■ **HOW TO COMPLETE THIS TASK**:
Retype the entries exactly, keeping every line intact.

**** LISTED ENTRIES

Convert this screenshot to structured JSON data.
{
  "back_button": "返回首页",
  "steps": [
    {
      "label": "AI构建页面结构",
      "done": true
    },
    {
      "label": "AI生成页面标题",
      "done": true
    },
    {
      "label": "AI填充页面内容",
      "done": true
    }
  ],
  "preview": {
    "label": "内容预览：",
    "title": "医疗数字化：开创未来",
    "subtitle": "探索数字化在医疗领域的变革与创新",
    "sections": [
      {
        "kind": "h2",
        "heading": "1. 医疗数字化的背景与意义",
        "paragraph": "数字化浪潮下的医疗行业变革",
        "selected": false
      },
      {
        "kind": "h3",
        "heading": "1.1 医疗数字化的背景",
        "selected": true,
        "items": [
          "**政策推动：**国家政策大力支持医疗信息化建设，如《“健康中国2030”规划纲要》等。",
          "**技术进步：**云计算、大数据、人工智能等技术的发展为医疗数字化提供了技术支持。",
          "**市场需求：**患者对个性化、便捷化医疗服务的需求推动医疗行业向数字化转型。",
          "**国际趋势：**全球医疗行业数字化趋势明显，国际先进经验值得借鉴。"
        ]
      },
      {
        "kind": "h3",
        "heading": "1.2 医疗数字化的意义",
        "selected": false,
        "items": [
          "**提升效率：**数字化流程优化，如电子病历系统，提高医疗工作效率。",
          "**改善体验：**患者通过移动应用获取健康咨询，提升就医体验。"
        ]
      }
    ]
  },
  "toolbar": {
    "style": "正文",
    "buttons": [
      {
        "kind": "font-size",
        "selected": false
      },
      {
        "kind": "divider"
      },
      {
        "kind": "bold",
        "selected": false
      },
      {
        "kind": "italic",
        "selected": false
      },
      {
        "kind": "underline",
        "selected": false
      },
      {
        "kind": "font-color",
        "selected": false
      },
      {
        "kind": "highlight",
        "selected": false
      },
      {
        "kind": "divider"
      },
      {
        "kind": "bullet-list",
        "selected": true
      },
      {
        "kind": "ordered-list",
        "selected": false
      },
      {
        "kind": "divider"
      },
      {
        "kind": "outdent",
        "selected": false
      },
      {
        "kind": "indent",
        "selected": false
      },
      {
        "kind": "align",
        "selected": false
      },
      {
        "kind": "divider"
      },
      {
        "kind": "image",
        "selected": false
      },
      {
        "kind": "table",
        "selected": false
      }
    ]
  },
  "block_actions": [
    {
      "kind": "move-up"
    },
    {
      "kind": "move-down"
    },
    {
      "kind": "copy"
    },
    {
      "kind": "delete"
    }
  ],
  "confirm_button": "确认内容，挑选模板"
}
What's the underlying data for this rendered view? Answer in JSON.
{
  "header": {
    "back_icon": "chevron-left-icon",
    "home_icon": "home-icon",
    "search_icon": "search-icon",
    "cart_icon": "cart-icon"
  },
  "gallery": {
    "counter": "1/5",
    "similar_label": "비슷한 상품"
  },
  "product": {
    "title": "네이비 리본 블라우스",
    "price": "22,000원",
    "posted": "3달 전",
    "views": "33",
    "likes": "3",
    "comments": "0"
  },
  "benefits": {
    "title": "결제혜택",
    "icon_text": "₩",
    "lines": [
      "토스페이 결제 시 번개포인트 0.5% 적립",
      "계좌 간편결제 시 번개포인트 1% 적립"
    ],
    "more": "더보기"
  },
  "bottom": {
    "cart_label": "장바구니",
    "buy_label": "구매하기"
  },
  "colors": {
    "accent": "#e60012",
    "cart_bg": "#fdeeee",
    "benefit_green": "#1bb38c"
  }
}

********

■ **WRITTEN RESPONSE**:
Convert this screenshot to structured JSON data.
{
  "back_button": "返回首页",
  "steps": [
    {
      "label": "AI构建页面结构",
      "done": true
    },
    {
      "label": "AI生成页面标题",
      "done": true
    },
    {
      "label": "AI填充页面内容",
      "done": true
    }
  ],
  "preview": {
    "label": "内容预览：",
    "title": "医疗数字化：开创未来",
    "subtitle": "探索数字化在医疗领域的变革与创新",
    "sections": [
      {
        "kind": "h2",
        "heading": "1. 医疗数字化的背景与意义",
        "paragraph": "数字化浪潮下的医疗行业变革",
        "selected": false
      },
      {
        "kind": "h3",
        "heading": "1.1 医疗数字化的背景",
        "selected": true,
        "items": [
          "**政策推动：**国家政策大力支持医疗信息化建设，如《“健康中国2030”规划纲要》等。",
          "**技术进步：**云计算、大数据、人工智能等技术的发展为医疗数字化提供了技术支持。",
          "**市场需求：**患者对个性化、便捷化医疗服务的需求推动医疗行业向数字化转型。",
          "**国际趋势：**全球医疗行业数字化趋势明显，国际先进经验值得借鉴。"
        ]
      },
      {
        "kind": "h3",
        "heading": "1.2 医疗数字化的意义",
        "selected": false,
        "items": [
          "**提升效率：**数字化流程优化，如电子病历系统，提高医疗工作效率。",
          "**改善体验：**患者通过移动应用获取健康咨询，提升就医体验。"
        ]
      }
    ]
  },
  "toolbar": {
    "style": "正文",
    "buttons": [
      {
        "kind": "font-size",
        "selected": false
      },
      {
        "kind": "divider"
      },
      {
        "kind": "bold",
        "selected": false
      },
      {
        "kind": "italic",
        "selected": false
      },
      {
        "kind": "underline",
        "selected": false
      },
      {
        "kind": "font-color",
        "selected": false
      },
      {
        "kind": "highlight",
        "selected": false
      },
      {
        "kind": "divider"
      },
      {
        "kind": "bullet-list",
        "selected": true
      },
      {
        "kind": "ordered-list",
        "selected": false
      },
      {
        "kind": "divider"
      },
      {
        "kind": "outdent",
        "selected": false
      },
      {
        "kind": "indent",
        "selected": false
      },
      {
        "kind": "align",
        "selected": false
      },
      {
        "kind": "divider"
      },
      {
        "kind": "image",
        "selected": false
      },
      {
        "kind": "table",
        "selected": false
      }
    ]
  },
  "block_actions": [
    {
      "kind": "move-up"
    },
    {
      "kind": "move-down"
    },
    {
      "kind": "copy"
    },
    {
      "kind": "delete"
    }
  ],
  "confirm_button": "确认内容，挑选模板"
}
What's the underlying data for this rendered view? Answer in JSON.
{
  "header": {
    "back_icon": "chevron-left-icon",
    "home_icon": "home-icon",
    "search_icon": "search-icon",
    "cart_icon": "cart-icon"
  },
  "gallery": {
    "counter": "1/5",
    "similar_label": "비슷한 상품"
  },
  "product": {
    "title": "네이비 리본 블라우스",
    "price": "22,000원",
    "posted": "3달 전",
    "views": "33",
    "likes": "3",
    "comments": "0"
  },
  "benefits": {
    "title": "결제혜택",
    "icon_text": "₩",
    "lines": [
      "토스페이 결제 시 번개포인트 0.5% 적립",
      "계좌 간편결제 시 번개포인트 1% 적립"
    ],
    "more": "더보기"
  },
  "bottom": {
    "cart_label": "장바구니",
    "buy_label": "구매하기"
  },
  "colors": {
    "accent": "#e60012",
    "cart_bg": "#fdeeee",
    "benefit_green": "#1bb38c"
  }
}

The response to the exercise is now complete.